Why not bring back whio, our threatened endemic blue duck to the Wairarapa? This was the challenge that left the room buzzing, at the conclusion of the inaugural Wairarapa Biodiversity Hui held in Masterton last weekend.

“There’s power in you guys working together. You can make this happen,” said Paul ‘Scratch’ Jansen, who has been working with community groups to bring back kiwi to the hills of Wellington.

“You guys,” was a group of around 80 people – many from the numerous catchment community, restoration and biodiversity groups that are already underway with a variety of projects throughout the region. The hui was organised and hosted by the Wairarapa Pūkaha to Kawakawa Alliance (WaiP2K) which provides a support and information network for these groups and individuals.

Paul Jansen from the Department of Conservation was one of the guest speakers, along with Charles Daugherty who is Chair of the Hawke’s Bay Biodiversity Trust, a similar support network to WaiP2K. Daugherty’s talk centered around the economic need to preserve, protect and restore our environment.
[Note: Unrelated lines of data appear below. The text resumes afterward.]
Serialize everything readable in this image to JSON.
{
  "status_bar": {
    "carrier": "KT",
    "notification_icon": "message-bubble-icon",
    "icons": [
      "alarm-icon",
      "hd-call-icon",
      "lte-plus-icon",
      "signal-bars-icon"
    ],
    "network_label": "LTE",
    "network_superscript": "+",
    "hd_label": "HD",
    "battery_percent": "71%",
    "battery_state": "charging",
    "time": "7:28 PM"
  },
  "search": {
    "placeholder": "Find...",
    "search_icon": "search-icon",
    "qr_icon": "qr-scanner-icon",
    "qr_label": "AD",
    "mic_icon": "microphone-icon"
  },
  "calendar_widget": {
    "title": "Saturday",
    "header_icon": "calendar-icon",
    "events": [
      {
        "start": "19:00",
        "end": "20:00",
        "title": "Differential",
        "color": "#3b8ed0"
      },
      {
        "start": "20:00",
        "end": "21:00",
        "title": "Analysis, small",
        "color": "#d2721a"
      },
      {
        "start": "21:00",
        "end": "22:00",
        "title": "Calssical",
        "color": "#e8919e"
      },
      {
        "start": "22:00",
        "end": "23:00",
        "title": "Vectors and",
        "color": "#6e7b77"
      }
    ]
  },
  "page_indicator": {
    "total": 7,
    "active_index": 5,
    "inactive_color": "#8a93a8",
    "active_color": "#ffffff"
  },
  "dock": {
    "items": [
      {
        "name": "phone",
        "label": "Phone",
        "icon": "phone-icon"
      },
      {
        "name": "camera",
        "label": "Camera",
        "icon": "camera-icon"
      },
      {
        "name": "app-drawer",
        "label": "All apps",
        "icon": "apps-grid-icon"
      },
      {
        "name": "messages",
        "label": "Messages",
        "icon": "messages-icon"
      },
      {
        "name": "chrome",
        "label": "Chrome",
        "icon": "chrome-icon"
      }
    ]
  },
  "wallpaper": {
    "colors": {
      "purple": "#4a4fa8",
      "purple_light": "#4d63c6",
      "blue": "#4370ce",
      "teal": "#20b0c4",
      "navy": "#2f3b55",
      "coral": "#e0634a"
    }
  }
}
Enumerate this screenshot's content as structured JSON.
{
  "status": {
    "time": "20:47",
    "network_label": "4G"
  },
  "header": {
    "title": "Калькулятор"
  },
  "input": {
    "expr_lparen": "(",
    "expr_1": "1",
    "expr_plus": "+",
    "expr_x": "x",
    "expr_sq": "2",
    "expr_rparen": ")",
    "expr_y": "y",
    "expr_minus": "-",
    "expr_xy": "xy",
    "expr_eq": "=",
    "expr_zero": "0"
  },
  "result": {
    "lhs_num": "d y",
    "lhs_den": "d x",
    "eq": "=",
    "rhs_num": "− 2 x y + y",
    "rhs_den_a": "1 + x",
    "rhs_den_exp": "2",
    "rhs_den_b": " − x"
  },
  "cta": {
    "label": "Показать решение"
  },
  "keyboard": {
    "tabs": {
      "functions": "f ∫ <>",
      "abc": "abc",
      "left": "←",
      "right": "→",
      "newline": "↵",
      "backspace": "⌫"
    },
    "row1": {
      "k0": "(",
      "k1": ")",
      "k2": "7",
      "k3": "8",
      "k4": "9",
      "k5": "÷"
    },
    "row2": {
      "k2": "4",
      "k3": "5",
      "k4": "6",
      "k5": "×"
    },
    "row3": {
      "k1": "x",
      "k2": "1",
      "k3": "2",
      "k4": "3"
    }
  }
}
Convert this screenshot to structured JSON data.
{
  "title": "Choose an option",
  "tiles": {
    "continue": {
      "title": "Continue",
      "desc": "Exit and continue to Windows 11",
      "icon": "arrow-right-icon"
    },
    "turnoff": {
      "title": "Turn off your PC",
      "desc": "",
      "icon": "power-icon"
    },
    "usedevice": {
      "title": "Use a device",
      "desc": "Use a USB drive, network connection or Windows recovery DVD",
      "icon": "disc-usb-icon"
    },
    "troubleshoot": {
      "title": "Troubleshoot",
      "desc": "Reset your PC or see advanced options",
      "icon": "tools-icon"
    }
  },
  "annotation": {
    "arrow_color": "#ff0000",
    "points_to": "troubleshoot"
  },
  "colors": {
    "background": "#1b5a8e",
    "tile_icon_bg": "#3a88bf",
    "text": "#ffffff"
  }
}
“The very foundation of our national wealth is our environment,” Daugherty says. “Nature is the basis of our two biggest export earners, agriculture and tourism, and it provides us with a whole ecosystem of services which we rely on for our everyday lives. What we do to nature, we are also doing to ourselves.”

“I find hope in people and the direction we’re starting to move in – the community-led environmental groups, Tangata Whenua, and the farming communities. And I find hope in the many actions that people are taking, from policy level to those individuals and groups getting out there and putting things right.”

“The climate emergency we’re facing will eclipse the current covid emergency and impact us for much longer. People are the cause of the problem, but we are also the solution if we choose to be.”

Those who attended the hui were also given the chance to connect, share and plan, and the WaiP2K committee members collected feedback which they will use in planning their future focus. They intend to run a winter workshop series with a focus on practical advice for restoration and trapping projects.

“It was so inspiring to explore the possibilities of large landscape-scale restoration,” says WaiP2K Chair, Gill Murray, “and to throw around ideas for bringing back special taonga species that once thrived here in the Wairarapa. The speakers’ messages were clear – be aspirational! I can’t wait to see what we can achieve here, both as individual groups and as a wider network.”

To learn more about the Wairarapa Pūkaha to Kawakawa Alliance and how you can get involved, visit www.waip2k.org.nz.